Work required. The reply should be a single number: the count of lines below that contain the word "kind".
[Exercise data]
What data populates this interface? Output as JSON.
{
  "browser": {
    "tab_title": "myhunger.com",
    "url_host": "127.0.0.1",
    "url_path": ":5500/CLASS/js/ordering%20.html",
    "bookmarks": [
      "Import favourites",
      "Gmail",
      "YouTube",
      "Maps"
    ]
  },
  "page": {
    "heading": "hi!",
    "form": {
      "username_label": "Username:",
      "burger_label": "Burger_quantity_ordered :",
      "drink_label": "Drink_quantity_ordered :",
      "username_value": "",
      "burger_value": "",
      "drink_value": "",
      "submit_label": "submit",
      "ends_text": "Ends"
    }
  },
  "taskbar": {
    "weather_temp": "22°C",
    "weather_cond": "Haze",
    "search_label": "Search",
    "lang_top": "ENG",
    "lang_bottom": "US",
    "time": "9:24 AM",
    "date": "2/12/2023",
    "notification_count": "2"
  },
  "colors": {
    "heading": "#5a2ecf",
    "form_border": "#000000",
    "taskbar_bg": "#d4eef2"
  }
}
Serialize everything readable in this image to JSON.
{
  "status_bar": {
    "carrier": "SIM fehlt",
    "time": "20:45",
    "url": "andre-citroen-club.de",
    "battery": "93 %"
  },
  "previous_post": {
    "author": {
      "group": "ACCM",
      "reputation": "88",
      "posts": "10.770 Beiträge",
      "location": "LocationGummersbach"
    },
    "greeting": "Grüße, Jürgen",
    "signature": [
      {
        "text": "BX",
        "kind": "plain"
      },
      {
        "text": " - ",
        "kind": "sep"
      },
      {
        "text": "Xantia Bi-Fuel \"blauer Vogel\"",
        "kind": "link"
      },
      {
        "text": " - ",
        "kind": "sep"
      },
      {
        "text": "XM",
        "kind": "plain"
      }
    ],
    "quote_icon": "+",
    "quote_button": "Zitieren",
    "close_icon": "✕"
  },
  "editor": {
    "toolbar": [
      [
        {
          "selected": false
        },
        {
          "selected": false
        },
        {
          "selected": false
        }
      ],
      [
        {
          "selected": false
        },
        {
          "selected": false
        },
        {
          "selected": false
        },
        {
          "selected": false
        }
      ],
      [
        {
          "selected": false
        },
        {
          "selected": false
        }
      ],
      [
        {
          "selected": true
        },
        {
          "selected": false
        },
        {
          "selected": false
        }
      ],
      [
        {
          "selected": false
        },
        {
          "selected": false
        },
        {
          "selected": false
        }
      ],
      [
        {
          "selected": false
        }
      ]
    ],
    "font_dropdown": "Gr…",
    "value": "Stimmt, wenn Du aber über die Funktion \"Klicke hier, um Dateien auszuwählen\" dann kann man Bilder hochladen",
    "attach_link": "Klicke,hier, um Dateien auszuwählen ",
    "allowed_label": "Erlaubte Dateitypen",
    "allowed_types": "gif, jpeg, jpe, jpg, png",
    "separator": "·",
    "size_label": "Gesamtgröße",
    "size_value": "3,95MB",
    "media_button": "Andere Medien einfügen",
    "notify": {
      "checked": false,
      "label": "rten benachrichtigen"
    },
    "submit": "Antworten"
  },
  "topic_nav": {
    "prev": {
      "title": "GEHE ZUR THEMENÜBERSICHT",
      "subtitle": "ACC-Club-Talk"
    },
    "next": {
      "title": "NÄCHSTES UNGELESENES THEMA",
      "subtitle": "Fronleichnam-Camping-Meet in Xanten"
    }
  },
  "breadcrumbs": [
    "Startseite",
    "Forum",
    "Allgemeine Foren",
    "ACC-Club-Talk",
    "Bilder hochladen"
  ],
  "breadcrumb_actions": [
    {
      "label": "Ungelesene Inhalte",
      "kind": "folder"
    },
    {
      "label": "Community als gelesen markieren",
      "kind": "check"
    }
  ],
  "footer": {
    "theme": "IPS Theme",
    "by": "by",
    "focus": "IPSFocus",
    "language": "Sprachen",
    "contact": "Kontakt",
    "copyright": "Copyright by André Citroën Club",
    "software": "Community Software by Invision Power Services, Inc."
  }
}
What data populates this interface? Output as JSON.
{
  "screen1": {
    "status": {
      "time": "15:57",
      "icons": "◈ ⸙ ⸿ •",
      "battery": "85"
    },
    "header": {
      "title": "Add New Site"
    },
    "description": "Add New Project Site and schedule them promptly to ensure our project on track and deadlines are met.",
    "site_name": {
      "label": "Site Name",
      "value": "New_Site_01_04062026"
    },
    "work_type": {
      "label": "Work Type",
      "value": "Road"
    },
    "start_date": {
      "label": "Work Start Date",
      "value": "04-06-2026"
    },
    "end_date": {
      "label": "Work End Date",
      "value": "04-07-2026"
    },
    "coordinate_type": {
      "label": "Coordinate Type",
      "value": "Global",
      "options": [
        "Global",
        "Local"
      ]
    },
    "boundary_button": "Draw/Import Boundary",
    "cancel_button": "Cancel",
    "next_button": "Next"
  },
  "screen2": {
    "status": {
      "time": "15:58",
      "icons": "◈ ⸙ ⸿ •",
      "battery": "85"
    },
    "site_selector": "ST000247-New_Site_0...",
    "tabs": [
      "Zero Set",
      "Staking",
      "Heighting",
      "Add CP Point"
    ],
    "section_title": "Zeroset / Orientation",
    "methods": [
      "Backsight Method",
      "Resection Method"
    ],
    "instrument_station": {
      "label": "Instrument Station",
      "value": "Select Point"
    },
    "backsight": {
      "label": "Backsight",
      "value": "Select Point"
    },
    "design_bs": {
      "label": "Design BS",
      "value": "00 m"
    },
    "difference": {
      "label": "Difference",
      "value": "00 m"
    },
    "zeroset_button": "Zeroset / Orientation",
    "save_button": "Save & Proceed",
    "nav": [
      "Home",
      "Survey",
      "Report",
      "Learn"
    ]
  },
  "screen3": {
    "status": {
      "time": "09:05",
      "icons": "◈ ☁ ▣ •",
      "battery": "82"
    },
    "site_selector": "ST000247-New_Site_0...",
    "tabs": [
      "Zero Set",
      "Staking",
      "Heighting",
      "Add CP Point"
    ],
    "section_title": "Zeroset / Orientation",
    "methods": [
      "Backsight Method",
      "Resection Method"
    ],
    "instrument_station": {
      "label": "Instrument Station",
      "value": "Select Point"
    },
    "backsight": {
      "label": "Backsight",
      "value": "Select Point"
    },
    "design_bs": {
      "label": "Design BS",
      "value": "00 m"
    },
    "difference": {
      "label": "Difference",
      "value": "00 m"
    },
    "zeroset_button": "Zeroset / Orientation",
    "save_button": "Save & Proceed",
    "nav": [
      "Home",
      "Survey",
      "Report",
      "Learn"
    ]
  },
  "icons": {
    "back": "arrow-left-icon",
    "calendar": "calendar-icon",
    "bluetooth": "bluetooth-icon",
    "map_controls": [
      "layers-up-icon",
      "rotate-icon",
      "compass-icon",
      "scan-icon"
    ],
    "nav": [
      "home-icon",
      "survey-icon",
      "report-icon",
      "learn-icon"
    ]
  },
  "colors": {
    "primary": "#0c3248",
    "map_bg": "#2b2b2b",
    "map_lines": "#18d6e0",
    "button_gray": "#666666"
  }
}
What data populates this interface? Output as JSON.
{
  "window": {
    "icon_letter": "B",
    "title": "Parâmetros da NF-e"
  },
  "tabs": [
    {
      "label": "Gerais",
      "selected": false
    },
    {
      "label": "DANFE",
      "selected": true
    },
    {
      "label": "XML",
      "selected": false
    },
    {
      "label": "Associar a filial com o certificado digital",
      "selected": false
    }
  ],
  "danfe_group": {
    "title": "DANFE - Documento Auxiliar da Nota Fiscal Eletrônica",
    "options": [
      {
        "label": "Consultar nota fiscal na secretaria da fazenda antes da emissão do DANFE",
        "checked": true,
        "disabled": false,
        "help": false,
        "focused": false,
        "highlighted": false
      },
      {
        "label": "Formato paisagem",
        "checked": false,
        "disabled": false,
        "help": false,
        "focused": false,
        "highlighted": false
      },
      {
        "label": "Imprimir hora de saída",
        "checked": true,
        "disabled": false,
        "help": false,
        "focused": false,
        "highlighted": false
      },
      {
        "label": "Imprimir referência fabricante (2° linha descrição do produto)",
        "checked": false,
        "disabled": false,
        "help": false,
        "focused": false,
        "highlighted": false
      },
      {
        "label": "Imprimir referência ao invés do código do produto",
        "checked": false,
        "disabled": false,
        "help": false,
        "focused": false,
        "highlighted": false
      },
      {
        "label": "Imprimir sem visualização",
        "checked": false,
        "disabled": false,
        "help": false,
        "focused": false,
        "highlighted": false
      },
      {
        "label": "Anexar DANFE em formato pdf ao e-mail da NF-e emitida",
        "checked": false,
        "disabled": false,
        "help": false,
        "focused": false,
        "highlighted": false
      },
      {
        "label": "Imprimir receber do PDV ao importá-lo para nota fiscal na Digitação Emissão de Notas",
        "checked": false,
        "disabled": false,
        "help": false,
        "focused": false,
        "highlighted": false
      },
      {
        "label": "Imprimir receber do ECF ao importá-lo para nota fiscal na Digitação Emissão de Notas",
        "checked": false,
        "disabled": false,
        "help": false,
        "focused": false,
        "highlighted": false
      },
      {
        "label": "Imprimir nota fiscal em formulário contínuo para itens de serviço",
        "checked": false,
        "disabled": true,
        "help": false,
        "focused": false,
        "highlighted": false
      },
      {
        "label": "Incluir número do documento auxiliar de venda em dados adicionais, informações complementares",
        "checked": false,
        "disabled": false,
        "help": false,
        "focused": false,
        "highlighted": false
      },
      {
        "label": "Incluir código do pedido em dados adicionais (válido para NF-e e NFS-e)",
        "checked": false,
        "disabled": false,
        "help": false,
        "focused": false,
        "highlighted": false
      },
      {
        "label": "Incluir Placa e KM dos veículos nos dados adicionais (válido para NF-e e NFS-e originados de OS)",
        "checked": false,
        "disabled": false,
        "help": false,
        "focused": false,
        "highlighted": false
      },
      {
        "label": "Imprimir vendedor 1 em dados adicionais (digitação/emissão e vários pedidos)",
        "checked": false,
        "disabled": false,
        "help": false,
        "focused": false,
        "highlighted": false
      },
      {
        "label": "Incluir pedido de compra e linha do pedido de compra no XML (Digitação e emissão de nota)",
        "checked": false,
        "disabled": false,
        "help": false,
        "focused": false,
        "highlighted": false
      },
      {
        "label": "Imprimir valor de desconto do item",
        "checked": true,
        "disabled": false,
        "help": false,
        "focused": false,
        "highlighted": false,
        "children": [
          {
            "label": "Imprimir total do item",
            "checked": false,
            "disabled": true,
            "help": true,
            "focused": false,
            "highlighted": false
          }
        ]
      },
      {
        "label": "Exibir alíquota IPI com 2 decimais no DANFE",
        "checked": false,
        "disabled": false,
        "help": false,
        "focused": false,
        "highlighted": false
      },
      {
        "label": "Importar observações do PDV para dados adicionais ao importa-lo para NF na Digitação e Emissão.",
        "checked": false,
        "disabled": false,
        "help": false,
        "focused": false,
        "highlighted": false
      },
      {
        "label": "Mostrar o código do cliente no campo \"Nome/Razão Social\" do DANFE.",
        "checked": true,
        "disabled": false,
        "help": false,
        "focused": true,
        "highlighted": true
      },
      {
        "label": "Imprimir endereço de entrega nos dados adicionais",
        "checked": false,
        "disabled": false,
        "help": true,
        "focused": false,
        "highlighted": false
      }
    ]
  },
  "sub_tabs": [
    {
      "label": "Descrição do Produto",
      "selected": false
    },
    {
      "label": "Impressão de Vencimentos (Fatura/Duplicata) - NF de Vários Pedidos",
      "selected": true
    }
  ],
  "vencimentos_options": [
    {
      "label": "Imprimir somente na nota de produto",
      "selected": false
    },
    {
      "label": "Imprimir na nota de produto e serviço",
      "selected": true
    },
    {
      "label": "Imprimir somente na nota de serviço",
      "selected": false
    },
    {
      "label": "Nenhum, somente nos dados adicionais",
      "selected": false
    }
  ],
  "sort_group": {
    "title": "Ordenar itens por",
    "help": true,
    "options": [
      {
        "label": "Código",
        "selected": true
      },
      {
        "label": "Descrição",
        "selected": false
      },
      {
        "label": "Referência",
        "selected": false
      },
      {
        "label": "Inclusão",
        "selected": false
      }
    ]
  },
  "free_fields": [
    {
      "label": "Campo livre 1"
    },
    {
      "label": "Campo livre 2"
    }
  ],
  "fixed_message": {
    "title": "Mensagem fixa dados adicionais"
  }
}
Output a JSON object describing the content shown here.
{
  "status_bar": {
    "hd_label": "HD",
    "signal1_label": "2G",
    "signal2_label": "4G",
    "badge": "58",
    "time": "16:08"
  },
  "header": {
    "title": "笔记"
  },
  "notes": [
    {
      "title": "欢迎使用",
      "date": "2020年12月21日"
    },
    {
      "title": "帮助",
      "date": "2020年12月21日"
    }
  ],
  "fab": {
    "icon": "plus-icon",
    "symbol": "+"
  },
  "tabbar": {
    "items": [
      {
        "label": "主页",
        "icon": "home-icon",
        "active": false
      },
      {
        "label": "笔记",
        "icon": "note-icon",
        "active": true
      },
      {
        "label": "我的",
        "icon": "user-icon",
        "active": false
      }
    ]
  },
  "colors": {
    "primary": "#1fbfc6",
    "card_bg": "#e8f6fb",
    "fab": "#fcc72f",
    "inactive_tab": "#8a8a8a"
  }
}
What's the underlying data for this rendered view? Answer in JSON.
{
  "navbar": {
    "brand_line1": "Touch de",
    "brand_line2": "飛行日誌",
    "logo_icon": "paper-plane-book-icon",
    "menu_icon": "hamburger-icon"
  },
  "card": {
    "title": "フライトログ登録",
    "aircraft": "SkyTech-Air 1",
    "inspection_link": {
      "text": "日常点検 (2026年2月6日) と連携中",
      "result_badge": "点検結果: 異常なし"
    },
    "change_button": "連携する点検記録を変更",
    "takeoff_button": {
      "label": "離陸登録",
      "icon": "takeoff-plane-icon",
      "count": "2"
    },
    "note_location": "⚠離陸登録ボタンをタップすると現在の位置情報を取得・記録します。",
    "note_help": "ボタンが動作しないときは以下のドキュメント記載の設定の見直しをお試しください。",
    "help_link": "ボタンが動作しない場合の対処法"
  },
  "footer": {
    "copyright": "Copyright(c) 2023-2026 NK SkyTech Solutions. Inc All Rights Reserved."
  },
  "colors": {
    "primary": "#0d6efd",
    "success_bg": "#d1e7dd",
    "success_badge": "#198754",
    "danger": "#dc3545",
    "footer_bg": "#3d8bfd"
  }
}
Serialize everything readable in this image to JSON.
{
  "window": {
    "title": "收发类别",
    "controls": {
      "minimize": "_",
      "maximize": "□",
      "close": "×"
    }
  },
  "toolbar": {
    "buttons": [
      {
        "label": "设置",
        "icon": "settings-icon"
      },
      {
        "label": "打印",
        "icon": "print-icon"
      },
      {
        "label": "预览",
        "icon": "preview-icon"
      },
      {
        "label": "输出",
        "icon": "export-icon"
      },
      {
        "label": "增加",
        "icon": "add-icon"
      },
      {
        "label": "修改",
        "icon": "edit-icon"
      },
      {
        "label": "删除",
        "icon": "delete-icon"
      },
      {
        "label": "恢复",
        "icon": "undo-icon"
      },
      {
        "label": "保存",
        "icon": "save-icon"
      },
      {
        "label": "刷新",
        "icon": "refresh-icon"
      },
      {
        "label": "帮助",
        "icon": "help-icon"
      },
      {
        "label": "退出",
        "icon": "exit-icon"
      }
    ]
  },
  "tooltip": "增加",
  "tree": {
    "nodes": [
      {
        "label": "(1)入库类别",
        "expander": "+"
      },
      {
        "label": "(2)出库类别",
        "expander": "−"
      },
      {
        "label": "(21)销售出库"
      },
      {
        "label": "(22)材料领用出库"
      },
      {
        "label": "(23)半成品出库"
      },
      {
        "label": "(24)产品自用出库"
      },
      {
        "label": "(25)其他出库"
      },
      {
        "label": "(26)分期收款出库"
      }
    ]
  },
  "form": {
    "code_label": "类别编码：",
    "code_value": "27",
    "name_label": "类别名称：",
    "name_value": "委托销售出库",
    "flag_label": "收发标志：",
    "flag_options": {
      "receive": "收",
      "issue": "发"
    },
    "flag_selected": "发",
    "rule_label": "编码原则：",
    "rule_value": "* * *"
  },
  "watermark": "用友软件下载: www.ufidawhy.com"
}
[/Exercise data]
Task response. 7